--- What is expected ---
In the material below, identify each line bearing the word "SignedQuery". Reproduce those lines.

--- Records for this exercise ---
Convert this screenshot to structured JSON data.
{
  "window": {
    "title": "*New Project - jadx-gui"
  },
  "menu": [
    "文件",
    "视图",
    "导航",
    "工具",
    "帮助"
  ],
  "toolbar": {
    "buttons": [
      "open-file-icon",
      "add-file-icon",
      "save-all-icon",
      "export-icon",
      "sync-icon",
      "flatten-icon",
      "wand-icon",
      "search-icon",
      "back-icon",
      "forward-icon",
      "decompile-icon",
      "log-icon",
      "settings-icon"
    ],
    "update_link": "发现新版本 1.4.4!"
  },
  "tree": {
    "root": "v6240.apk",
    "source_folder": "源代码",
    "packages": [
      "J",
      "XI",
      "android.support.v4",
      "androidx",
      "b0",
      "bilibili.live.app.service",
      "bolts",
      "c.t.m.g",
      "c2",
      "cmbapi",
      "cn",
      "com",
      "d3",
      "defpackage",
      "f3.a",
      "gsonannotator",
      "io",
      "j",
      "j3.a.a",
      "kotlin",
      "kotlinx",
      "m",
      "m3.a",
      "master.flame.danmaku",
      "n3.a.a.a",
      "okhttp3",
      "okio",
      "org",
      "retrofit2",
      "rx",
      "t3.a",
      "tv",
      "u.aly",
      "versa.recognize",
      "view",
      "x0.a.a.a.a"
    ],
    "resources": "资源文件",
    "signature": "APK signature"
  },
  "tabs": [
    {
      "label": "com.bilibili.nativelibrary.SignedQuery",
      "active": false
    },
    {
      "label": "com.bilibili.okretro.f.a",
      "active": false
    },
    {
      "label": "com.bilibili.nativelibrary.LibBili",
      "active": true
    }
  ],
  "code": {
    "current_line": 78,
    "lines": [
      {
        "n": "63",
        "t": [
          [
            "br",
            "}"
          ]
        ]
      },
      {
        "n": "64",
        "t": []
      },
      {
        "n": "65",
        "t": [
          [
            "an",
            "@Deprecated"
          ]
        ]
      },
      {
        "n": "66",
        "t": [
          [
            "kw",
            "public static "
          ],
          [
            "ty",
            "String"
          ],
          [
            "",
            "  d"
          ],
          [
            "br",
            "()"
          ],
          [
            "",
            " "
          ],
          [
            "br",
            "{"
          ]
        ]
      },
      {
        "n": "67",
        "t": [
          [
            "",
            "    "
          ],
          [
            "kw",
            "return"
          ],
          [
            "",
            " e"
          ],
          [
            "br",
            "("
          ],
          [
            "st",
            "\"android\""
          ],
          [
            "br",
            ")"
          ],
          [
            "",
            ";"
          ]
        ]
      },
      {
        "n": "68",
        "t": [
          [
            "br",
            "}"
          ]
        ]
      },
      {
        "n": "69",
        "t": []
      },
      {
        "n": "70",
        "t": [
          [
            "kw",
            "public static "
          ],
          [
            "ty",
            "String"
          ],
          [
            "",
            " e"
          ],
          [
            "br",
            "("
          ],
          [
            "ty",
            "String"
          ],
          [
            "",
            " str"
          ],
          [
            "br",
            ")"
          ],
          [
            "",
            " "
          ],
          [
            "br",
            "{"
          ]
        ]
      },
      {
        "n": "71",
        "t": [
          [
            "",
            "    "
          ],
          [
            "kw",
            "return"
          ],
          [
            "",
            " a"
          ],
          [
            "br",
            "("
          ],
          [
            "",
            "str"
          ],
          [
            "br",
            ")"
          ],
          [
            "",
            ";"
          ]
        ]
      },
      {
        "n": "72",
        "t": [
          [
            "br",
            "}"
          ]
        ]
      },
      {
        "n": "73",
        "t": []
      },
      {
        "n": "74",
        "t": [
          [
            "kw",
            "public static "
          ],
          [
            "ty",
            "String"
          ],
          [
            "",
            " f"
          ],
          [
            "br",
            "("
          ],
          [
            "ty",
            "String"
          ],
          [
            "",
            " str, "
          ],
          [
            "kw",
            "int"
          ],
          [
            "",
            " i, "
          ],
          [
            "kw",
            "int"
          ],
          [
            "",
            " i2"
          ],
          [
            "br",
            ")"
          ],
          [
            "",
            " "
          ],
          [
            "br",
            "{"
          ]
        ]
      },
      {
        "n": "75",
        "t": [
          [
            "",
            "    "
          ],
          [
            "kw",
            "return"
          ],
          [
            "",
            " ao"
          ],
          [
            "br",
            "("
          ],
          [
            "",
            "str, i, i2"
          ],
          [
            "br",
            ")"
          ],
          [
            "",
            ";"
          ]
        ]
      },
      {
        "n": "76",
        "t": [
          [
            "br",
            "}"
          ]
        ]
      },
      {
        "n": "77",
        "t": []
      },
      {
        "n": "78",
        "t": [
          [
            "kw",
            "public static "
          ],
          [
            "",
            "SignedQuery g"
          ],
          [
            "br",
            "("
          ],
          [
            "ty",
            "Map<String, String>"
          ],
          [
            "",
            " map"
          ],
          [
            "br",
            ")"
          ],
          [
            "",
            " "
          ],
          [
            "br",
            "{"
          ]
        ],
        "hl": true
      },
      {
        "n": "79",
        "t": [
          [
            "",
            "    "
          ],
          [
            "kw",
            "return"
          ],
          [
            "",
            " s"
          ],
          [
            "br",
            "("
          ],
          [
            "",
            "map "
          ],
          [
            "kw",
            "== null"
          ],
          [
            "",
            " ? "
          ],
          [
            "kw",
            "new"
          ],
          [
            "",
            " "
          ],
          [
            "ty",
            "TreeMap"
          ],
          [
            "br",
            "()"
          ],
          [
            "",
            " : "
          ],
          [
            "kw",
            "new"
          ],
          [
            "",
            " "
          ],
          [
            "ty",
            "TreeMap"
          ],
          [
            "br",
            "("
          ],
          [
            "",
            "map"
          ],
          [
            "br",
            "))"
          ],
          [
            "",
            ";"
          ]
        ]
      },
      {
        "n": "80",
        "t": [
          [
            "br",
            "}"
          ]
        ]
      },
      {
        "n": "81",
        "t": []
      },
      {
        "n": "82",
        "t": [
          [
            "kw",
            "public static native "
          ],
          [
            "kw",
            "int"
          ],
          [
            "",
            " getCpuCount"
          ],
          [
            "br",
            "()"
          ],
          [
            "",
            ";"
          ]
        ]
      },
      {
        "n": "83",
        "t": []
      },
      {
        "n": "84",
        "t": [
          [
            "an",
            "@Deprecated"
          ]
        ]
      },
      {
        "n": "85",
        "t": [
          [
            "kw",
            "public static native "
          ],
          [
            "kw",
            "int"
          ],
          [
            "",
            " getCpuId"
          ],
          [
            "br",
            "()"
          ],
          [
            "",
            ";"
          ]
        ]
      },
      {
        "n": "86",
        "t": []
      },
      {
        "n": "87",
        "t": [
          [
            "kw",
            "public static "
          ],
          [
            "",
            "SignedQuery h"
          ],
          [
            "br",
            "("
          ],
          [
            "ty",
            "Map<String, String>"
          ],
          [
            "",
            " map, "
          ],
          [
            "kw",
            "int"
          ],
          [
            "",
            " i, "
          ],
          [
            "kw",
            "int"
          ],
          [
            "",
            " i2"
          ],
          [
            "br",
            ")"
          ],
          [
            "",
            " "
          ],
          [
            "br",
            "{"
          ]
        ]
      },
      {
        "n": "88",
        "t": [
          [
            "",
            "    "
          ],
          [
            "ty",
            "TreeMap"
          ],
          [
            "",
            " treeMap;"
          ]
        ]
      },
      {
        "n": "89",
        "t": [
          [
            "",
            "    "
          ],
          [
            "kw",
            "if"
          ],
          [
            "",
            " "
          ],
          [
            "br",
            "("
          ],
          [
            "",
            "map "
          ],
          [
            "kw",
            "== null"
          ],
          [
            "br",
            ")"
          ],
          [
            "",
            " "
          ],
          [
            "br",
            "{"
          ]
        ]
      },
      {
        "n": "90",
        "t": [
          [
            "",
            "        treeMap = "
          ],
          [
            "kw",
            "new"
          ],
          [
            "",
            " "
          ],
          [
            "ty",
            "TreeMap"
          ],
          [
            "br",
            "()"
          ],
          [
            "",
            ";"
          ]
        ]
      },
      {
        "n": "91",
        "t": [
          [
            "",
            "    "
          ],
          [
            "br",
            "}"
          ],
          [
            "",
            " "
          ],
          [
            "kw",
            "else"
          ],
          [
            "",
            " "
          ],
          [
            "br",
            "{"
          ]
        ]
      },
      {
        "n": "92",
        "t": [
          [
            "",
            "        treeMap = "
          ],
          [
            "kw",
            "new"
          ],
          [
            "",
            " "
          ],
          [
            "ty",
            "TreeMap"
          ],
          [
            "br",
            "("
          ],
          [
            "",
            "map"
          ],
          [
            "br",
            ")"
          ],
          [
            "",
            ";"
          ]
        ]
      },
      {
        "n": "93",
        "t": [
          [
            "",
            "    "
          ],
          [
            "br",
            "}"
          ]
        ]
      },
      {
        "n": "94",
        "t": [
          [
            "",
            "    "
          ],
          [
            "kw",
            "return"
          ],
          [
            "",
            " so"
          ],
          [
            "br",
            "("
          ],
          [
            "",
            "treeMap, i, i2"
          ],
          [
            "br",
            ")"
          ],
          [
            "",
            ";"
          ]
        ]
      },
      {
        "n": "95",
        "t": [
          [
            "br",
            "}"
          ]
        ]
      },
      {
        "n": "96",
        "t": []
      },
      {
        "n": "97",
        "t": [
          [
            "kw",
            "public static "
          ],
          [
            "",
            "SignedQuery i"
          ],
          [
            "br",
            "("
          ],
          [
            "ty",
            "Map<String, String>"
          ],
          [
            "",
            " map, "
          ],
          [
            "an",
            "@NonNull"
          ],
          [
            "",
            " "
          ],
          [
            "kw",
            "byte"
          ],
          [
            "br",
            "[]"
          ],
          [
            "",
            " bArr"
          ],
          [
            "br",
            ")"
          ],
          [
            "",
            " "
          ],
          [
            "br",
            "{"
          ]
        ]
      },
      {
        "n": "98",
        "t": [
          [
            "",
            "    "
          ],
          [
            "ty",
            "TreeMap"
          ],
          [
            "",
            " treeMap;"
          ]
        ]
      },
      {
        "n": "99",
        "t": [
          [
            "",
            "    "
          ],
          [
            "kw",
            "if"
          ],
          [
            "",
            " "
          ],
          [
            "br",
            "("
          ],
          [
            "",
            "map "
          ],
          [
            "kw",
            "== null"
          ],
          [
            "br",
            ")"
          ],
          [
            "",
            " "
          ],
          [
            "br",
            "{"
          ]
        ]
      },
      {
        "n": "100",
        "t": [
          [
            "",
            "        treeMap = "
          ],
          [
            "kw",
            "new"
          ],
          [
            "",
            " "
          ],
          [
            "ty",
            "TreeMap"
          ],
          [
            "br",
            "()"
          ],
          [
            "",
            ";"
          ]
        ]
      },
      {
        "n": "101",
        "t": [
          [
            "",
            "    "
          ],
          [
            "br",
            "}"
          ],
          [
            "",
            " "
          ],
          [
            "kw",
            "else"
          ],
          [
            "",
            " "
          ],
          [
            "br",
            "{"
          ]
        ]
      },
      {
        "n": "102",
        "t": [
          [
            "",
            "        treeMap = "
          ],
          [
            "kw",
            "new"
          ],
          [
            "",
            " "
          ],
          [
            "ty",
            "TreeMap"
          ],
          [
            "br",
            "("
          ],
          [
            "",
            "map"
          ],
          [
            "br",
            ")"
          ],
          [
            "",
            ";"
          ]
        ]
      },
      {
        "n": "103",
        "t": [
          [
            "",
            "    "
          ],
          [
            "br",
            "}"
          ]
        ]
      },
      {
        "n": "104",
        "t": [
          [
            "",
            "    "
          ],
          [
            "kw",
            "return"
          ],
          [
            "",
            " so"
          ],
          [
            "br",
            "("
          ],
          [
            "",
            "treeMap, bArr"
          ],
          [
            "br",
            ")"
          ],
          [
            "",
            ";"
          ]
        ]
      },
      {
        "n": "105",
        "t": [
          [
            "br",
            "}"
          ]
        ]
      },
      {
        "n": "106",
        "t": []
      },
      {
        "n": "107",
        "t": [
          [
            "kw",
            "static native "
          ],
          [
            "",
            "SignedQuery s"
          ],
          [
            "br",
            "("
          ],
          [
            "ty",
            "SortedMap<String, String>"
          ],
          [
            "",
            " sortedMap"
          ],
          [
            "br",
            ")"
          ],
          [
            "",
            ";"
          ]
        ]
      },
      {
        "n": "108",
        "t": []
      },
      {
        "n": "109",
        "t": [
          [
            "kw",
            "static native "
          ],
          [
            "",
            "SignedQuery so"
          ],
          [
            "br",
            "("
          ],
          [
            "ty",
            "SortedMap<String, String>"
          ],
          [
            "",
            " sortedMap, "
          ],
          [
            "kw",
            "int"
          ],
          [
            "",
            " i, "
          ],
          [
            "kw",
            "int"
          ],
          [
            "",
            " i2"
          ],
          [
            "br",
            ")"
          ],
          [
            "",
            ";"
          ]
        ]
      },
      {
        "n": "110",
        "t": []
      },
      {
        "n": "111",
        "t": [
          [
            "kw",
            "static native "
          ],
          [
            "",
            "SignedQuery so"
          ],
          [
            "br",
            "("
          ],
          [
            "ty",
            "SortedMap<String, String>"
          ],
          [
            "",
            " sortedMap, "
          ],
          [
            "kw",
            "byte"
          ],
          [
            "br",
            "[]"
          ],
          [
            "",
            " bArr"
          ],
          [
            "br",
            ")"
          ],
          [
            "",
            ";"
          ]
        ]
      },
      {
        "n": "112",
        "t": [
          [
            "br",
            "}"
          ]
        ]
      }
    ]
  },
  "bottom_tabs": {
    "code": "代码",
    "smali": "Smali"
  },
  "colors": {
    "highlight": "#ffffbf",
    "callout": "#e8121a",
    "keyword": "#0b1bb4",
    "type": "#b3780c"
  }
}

--- The completed task ---
      "label": "com.bilibili.nativelibrary.SignedQuery",
            "SignedQuery g"
            "SignedQuery h"
            "SignedQuery i"
            "SignedQuery s"
            "SignedQuery so"
            "SignedQuery so"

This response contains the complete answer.